“The Aga Khan Award for Architecture (AKAA) has put a spotlight on architecture for the general public. Most people know the Pulitzer Prize and the Nobel Prize, and learn about literature and science through these awards. Similarly, the AKAA has helped architecture as a field become more mainstream and has highlighted architecture’s importance for the masses,” says Danish. In regard to how the AKAA has changed the conversations about the environment, green spaces, and the preservation of historic sites and monuments, Danish notes that it’s the AKAA in concert with the Aga Khan Planning & Building Services, Historic Cities Programme, and the Trust For Culture that come together to bring architects' voices to the table to affect change.

The other way in which the AKAA has changed the conversation, Danish says, is “by virtue of being a prestigious award that the design community respects and pays attention to, it indirectly influenced leading architects to even consider projects in Muslim countries, to think beyond the geography of the West and understand that the rest of the world is worthy of their consideration, time, energy, and social and intellectual capital.” Danish acknowledges that the award goes beyond superficial factors and considers the impact on communities, since recipient architecture “may not look shiny, new or extravagant, but when you dive in deeper, you see how a community came together to build a medical clinic, or a school was built near families so students didn’t have to walk ten miles and cross a river to get there.” Due to the fact that the AKAA celebrates projects with impact, Danish notes, “it pushes architects to let go of superficial aesthetics and think about the impact their work has on people.”

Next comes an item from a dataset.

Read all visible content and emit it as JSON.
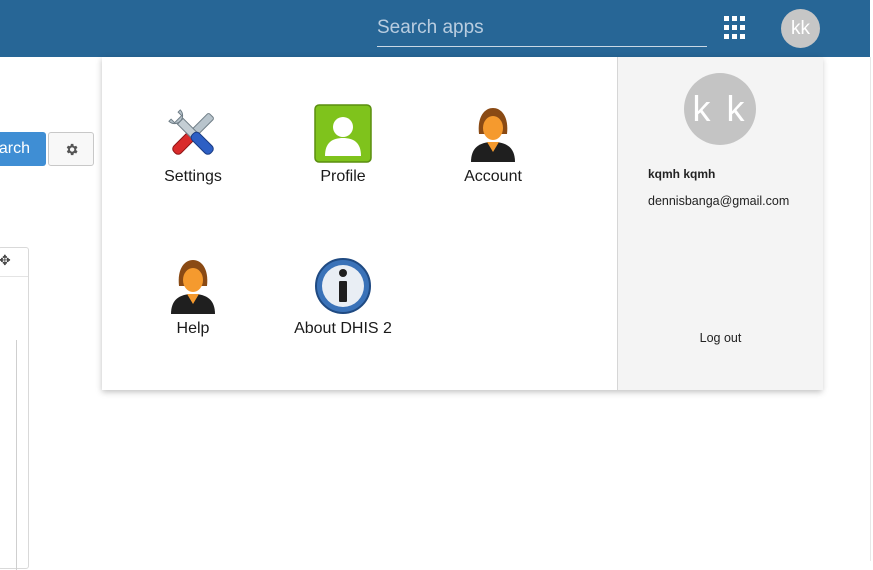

Building from the Heartspace

“We need to step back as a society and think about our ultimate goal for education: we are shaping people in the image of the world we aspire to be in,” says Danish, “I find incredible visionaries who are trying to achieve something in the world that I personally believe in and want to back, and I ask myself, how do I create architecture that will support them and their mission to help bring this to life?” Danish’s conscientious architecture involves the end users in the design of the space that they will inhabit to set up dynamic communities for long-lasting success. Danish has been so successful because his work unwaveringly aligns with his values, and his ethical core manifests in the spaces he creates.

For more information on Danish Kurani, visit his website, and view his TEDx Talk entitled, “Designing Places for Learning.”